Your objective:
Which lines of the records below contain the string "klar"? Report each of them.

Materials provided:
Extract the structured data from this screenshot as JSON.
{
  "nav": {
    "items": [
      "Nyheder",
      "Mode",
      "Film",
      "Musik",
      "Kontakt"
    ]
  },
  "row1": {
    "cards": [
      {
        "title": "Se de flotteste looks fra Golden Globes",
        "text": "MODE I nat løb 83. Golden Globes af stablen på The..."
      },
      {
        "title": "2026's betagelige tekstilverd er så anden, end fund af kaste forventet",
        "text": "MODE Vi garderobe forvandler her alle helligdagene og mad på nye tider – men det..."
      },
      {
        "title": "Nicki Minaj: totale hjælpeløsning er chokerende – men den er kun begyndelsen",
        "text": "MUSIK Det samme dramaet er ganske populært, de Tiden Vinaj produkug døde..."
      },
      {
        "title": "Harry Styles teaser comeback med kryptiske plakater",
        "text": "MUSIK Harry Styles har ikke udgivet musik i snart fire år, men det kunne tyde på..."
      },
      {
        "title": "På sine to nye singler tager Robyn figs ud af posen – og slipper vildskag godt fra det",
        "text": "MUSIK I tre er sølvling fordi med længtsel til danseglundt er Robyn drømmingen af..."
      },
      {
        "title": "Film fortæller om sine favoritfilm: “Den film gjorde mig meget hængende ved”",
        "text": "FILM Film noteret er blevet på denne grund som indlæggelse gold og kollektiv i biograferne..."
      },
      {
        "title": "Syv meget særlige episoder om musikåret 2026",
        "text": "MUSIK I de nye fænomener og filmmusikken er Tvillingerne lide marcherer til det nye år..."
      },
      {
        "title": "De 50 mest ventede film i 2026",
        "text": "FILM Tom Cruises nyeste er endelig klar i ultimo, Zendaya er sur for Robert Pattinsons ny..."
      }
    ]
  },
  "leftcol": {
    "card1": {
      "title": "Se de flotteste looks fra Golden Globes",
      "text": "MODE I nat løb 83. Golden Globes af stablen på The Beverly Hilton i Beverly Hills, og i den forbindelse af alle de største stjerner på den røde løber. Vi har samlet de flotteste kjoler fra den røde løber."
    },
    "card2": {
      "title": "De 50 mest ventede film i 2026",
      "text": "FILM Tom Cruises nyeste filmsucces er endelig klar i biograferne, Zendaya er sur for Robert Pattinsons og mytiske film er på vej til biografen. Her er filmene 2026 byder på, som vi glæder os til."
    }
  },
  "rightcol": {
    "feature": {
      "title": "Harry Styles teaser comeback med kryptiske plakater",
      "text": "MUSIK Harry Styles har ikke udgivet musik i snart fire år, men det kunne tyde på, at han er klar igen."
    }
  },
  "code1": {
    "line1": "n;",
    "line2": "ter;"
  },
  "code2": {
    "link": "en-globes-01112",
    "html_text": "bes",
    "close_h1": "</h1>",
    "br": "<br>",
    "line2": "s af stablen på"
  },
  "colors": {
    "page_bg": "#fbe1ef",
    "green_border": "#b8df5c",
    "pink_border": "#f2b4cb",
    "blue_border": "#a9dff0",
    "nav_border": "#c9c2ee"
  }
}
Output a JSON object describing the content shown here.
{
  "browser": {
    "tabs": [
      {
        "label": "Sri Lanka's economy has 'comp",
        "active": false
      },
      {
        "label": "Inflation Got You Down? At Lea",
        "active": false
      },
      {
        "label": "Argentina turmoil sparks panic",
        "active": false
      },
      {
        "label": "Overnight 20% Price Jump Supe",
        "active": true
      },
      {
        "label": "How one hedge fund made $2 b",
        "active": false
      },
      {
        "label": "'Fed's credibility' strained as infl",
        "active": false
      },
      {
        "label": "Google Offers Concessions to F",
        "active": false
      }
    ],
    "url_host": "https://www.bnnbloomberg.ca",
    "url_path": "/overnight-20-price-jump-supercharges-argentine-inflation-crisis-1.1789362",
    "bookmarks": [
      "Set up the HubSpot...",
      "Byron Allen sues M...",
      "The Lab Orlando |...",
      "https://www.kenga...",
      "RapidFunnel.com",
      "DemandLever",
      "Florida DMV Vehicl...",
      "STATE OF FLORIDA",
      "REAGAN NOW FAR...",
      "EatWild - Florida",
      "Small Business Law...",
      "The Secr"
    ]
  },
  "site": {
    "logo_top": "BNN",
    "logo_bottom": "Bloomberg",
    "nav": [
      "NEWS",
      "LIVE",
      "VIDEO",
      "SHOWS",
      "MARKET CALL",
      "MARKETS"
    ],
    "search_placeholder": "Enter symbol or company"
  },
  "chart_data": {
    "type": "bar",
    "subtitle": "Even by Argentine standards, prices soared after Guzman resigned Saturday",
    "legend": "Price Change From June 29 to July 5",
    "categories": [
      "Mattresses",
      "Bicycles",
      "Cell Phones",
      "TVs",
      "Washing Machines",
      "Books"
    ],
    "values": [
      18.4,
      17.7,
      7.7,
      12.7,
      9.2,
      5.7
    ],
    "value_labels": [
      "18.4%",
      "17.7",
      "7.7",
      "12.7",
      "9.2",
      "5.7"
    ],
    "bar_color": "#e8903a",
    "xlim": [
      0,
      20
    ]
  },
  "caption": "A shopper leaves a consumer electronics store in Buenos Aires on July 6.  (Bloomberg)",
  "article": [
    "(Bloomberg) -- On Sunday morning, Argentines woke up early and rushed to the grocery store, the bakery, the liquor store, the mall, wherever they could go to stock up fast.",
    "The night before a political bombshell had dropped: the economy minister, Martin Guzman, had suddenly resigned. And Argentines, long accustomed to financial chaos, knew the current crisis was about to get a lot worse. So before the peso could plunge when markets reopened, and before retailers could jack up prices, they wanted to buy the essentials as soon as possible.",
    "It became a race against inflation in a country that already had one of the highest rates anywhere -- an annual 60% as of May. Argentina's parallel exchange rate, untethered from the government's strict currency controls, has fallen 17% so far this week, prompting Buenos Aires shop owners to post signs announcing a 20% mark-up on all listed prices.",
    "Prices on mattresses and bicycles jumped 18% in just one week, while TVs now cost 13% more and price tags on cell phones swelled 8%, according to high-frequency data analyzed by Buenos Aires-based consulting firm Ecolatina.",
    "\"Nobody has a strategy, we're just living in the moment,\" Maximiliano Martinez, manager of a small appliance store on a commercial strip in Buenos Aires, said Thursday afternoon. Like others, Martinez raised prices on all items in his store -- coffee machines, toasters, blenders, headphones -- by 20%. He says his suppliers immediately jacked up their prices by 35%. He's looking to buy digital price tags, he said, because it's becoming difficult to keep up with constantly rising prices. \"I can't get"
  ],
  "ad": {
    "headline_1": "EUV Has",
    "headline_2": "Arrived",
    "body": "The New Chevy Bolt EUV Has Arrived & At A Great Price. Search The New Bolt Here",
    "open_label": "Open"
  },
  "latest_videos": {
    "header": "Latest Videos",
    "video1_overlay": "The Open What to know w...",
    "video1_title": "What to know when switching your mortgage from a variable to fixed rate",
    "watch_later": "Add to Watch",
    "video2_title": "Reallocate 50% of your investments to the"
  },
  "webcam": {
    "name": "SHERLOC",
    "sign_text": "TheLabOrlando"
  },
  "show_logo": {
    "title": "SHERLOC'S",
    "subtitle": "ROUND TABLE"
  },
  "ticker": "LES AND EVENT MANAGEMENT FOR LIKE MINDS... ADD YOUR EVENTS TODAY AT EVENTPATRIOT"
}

Your response:
        "text": "FILM Tom Cruises nyeste er endelig klar i ultimo, Zendaya er sur for Robert Pattinsons ny..."
      "text": "FILM Tom Cruises nyeste filmsucces er endelig klar i biograferne, Zendaya er sur for Robert Pattinsons og mytiske film er på vej til biografen. Her er filmene 2026 byder på, som vi glæder os til."
      "text": "MUSIK Harry Styles har ikke udgivet musik i snart fire år, men det kunne tyde på, at han er klar igen."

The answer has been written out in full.